Class is the fourth BBC TV spin-off from Doctor Who, this one aimed at ‘young adults’ created by novelist Patrick Ness, who to my knowledge has written nothing in the Whoniverse before. Premiering 10 years to the day after the second (happy anniversary, Torchwood) I had no idea what to expect, other than that my office would feature (‘cos I’d watched them doing lots of filming). And that it would be the only Peter Capaldi Doctor Who we’d get this year before Christmas Day.
I got whiplash watching. It’s not that the pacing is off, as in the early days of new-Who cramming stories down to three quarters of an hour. It’s more like a language of television that I’m not familiar with (I’m getting old…is this what the young people watch?) This straight-to-iPlayer BBC 3 drama has character development, sharply defined relationships, backstory… but it’s revealed only in super-dense snippets in the narrative that is already in full flight before the credits. I guess I was expecting some sort of Grange Hill with aliens.
The writing is sharp – quick witted as well as quick – yet finding space for emotional development within the short fast scenes. It’s well plotted, with clever setups paid off – the Moffat haters will have to find something else to moan about (no doubt they will). And there are several nods to old-Who; though whether the trad-Whovians will appreciate the fact that it was the Fourth Doctor’s costume designer who caught her husband fiddling with himself on the stairs is doubtful.
When Capaldi does turn up, the change of pace is marked (here’s a Doctor who happily spent half an episode talking to a Zygon about a box). It’s good to see him – but it feels awkward, too, as the gears crunch and the plot coasts to a standstill. The frenetic urgency has evaporated. None of the previous spin-offs have featured the Doctor until well established (i.e. a couple of seasons in). I guess it helps that we can go straight on to episode 2 (which ‘dropped’ at the same time – again, language I don’t get, when did ‘drop’ stop meaning removed and start meaning the opposite?) At the time of writing I haven’t watched it, though.

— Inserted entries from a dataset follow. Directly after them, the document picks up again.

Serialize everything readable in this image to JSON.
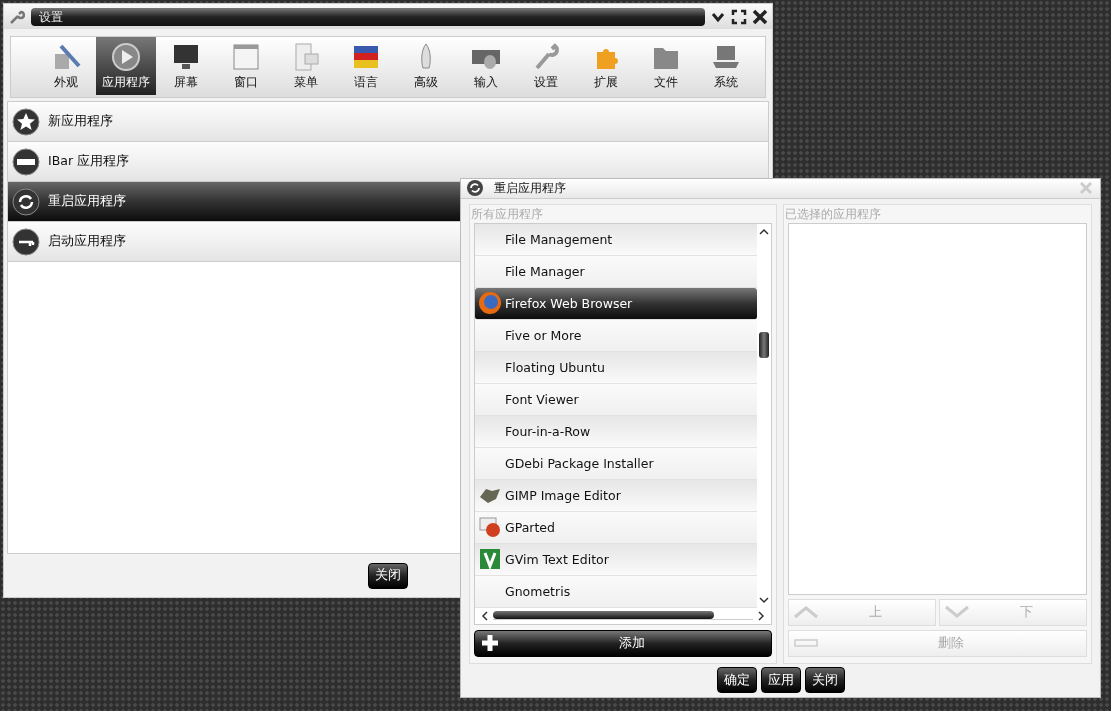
{
  "main_window": {
    "title": "设置",
    "toolbar": [
      {
        "label": "外观",
        "selected": false
      },
      {
        "label": "应用程序",
        "selected": true
      },
      {
        "label": "屏幕",
        "selected": false
      },
      {
        "label": "窗口",
        "selected": false
      },
      {
        "label": "菜单",
        "selected": false
      },
      {
        "label": "语言",
        "selected": false
      },
      {
        "label": "高级",
        "selected": false
      },
      {
        "label": "输入",
        "selected": false
      },
      {
        "label": "设置",
        "selected": false
      },
      {
        "label": "扩展",
        "selected": false
      },
      {
        "label": "文件",
        "selected": false
      },
      {
        "label": "系统",
        "selected": false
      }
    ],
    "items": [
      {
        "label": "新应用程序",
        "selected": false
      },
      {
        "label": "IBar 应用程序",
        "selected": false
      },
      {
        "label": "重启应用程序",
        "selected": true
      },
      {
        "label": "启动应用程序",
        "selected": false
      }
    ],
    "close_button": "关闭"
  },
  "dialog": {
    "title": "重启应用程序",
    "all_apps": {
      "heading": "所有应用程序",
      "items": [
        {
          "label": "File Management",
          "selected": false
        },
        {
          "label": "File Manager",
          "selected": false
        },
        {
          "label": "Firefox Web Browser",
          "selected": true
        },
        {
          "label": "Five or More",
          "selected": false
        },
        {
          "label": "Floating Ubuntu",
          "selected": false
        },
        {
          "label": "Font Viewer",
          "selected": false
        },
        {
          "label": "Four-in-a-Row",
          "selected": false
        },
        {
          "label": "GDebi Package Installer",
          "selected": false
        },
        {
          "label": "GIMP Image Editor",
          "selected": false
        },
        {
          "label": "GParted",
          "selected": false
        },
        {
          "label": "GVim Text Editor",
          "selected": false
        },
        {
          "label": "Gnometris",
          "selected": false
        }
      ],
      "add_button": "添加"
    },
    "selected_apps": {
      "heading": "已选择的应用程序",
      "buttons": [
        {
          "label": "上",
          "disabled": true
        },
        {
          "label": "下",
          "disabled": true
        },
        {
          "label": "删除",
          "disabled": true
        }
      ]
    },
    "footer_buttons": [
      "确定",
      "应用",
      "关闭"
    ]
  }
}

The stakes are pretty high early on but the characters are fun and intriguing. It was well trailed Katherine Kelly was going to be interesting – and she was lots of fun, even if it verged on pantomime. I hope we get more of the freedom fighter later, but I thought this comment provided an illuminating insight:
What is clearly a small budget has been spent wisely; the monsters (a kind of unsophisticated vashta nerada) are extremely well realised and menacing. The incidental music is great, though it’s a shame we get some sort of popular song rather than a proper theme tune – but I’ll forgive it that because the titles have my office in!
They are a little bit Grange Hill, though.